There are many documents required in a typical tender proposal: Licenses, certifications, references, affidavits of non-collusion, business registration, bond consent, tender guarantees, etc. If documents are missing or issued with defects, the lowest bid can be declared. “not responding” at the discretion of the project owner. The second bidder then becomes the lowest responsible bidder and may be awarded the contract.

Here are some of the technical areas to check that can cause rejection of bids:

1. Mandatory forms Do not use mandatory forms, use obsolete / expired forms or do not follow a stipulated format. Does the invitation to tender contain a Section Bonds  tender bond form described as mandatory? Bid bonds are all similar, but failure to use the correct format or document is a potential cause for rejection.

2. Bid bond details Verify that all written information is accurate.

a. Name of the bidders

B. Name of the obligee

C. Job description and project number

D. Percentage of the offer bond or dollar amount

3. Limited offer bonds If a “limited offer bond” is used, a proposal amount that exceeds the maximum of the offer bond would invalidate the instrument. (More information in Secret # 68)

4. T List Requirement If a “Treasury Listed” surety is required, is the surety company listed and for a sufficient amount? http://www.publicdebt.treas.gov/fsreports/ref/suretyBnd/c570.htm

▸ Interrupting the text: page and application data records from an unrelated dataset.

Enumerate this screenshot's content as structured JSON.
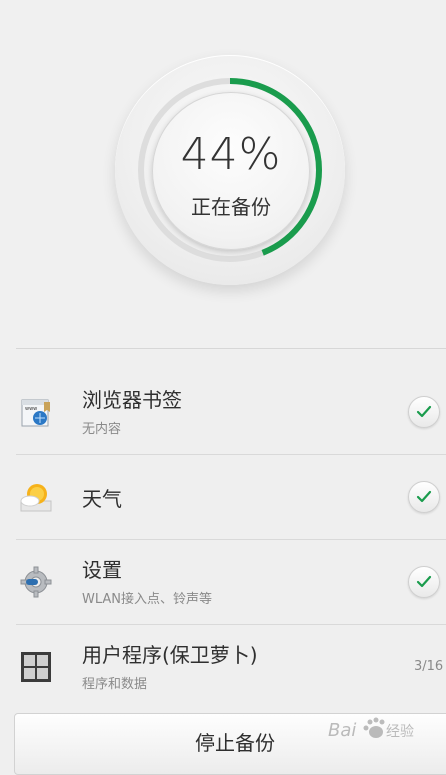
{
  "progress": {
    "percent_label": "44%",
    "value": 0.44,
    "status_text": "正在备份",
    "accent_color": "#1a9c4d"
  },
  "items": [
    {
      "title": "浏览器书签",
      "subtitle": "无内容",
      "icon": "browser-bookmarks-icon",
      "checked": true
    },
    {
      "title": "天气",
      "subtitle": "",
      "icon": "weather-sun-cloud-icon",
      "checked": true
    },
    {
      "title": "设置",
      "subtitle": "WLAN接入点、铃声等",
      "icon": "settings-gear-icon",
      "checked": true
    },
    {
      "title": "用户程序(保卫萝卜)",
      "subtitle": "程序和数据",
      "icon": "app-grid-icon",
      "checked": false,
      "count": "3/16"
    }
  ],
  "stop_button_label": "停止备份",
  "watermark": "Bai 经验"
}
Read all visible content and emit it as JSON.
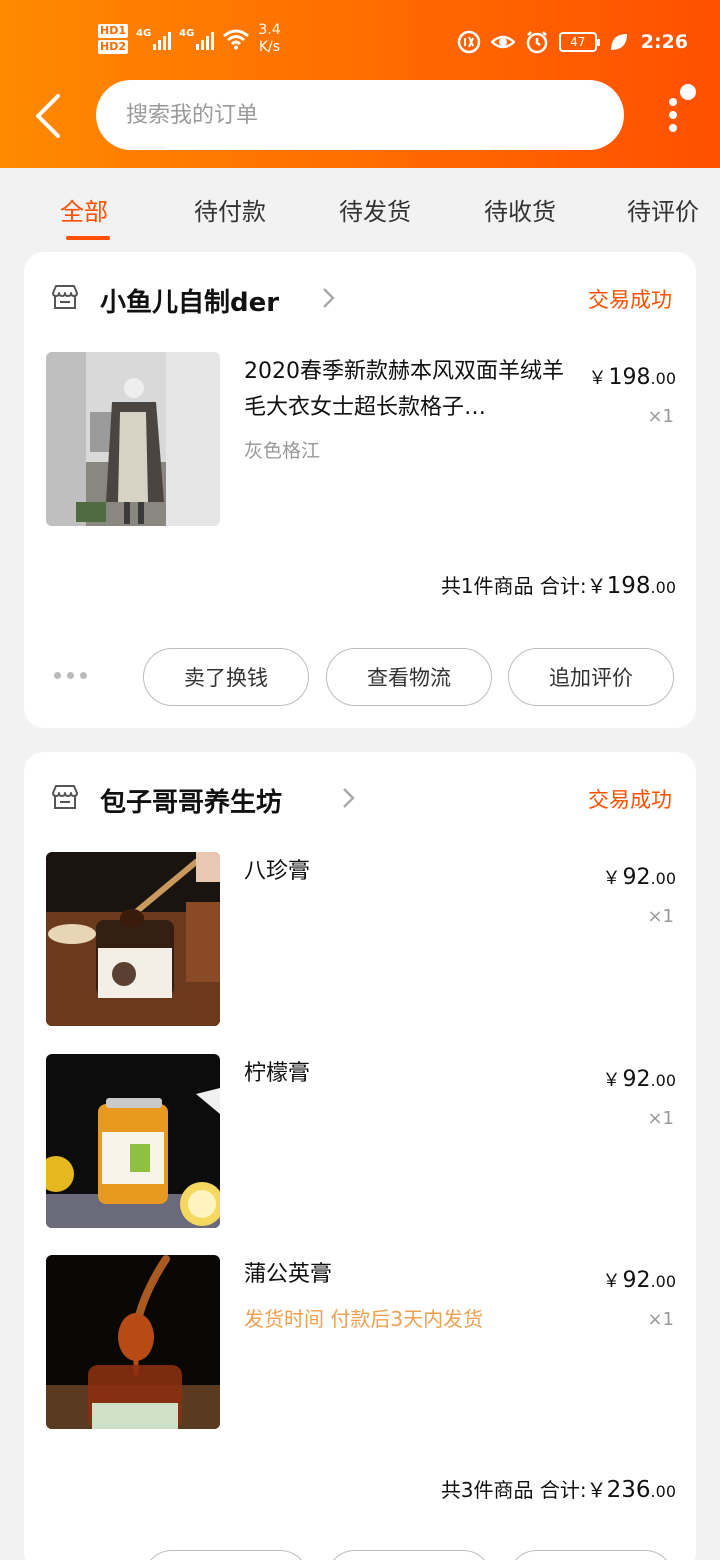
{
  "status_bar": {
    "hd1": "HD1",
    "hd2": "HD2",
    "net1": "4G",
    "net2": "4G",
    "speed_value": "3.4",
    "speed_unit": "K/s",
    "battery": "47",
    "time": "2:26"
  },
  "search": {
    "placeholder": "搜索我的订单"
  },
  "tabs": [
    {
      "label": "全部",
      "active": true
    },
    {
      "label": "待付款"
    },
    {
      "label": "待发货"
    },
    {
      "label": "待收货"
    },
    {
      "label": "待评价"
    }
  ],
  "orders": [
    {
      "shop_name": "小鱼儿自制der",
      "status": "交易成功",
      "items": [
        {
          "title": "2020春季新款赫本风双面羊绒羊毛大衣女士超长款格子…",
          "sku": "灰色格江",
          "currency": "￥",
          "price_int": "198",
          "price_dec": ".00",
          "qty": "×1"
        }
      ],
      "summary_count": "共1件商品 合计:",
      "summary_currency": "￥",
      "summary_int": "198",
      "summary_dec": ".00",
      "buttons": [
        "卖了换钱",
        "查看物流",
        "追加评价"
      ]
    },
    {
      "shop_name": "包子哥哥养生坊",
      "status": "交易成功",
      "items": [
        {
          "title": "八珍膏",
          "currency": "￥",
          "price_int": "92",
          "price_dec": ".00",
          "qty": "×1"
        },
        {
          "title": "柠檬膏",
          "currency": "￥",
          "price_int": "92",
          "price_dec": ".00",
          "qty": "×1"
        },
        {
          "title": "蒲公英膏",
          "note": "发货时间 付款后3天内发货",
          "currency": "￥",
          "price_int": "92",
          "price_dec": ".00",
          "qty": "×1"
        }
      ],
      "summary_count": "共3件商品 合计:",
      "summary_currency": "￥",
      "summary_int": "236",
      "summary_dec": ".00"
    }
  ],
  "colors": {
    "accent": "#ff5000",
    "header_start": "#ff8a00",
    "header_end": "#ff5000",
    "note": "#f0a050"
  }
}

5. Power of Attorney Is one attached, with the correct name, duly executed and for a sufficient amount?

6. Notarial acknowledgment of receipt It is needed both for the surety and for the contractor, duly executed. Is the notary’s commission in the correct state and is it not expired?

7. Execution Signed and stamped with the correct stamps?

8. Is the financial statement of the bond attached? Is it because of the correct name of the bond? Is it on an appropriate (not outdated) date?

9. Bail Consent Not always necessary. However, if stipulated, failure to provide it may lead to a rejection. Are all the details of the consent accurate? Correctly executed, including correct sealing? If there are established conditions, do you comply with the proposal? (Example: consent can only be valid up to a set bid amount).

In public tenders (municipal, state and federal), the tender documents are normally available for public review. Second bidders may be surprised to learn that they have a second chance if the low bid is faulty.

Another second chance may arise if the lowest bidder fails the project after starting the job. In the event of default, the surety company must come to the rescue and you want an efficient (fast and inexpensive) way to complete the job. Who better to call than the second bidder? The second is the natural “completion contractor” to complete the job for warranty. They already know about the project and presumably bid a price close to the lowest bidder. The 2nd must contact the bond claims department that has the Performance Bond.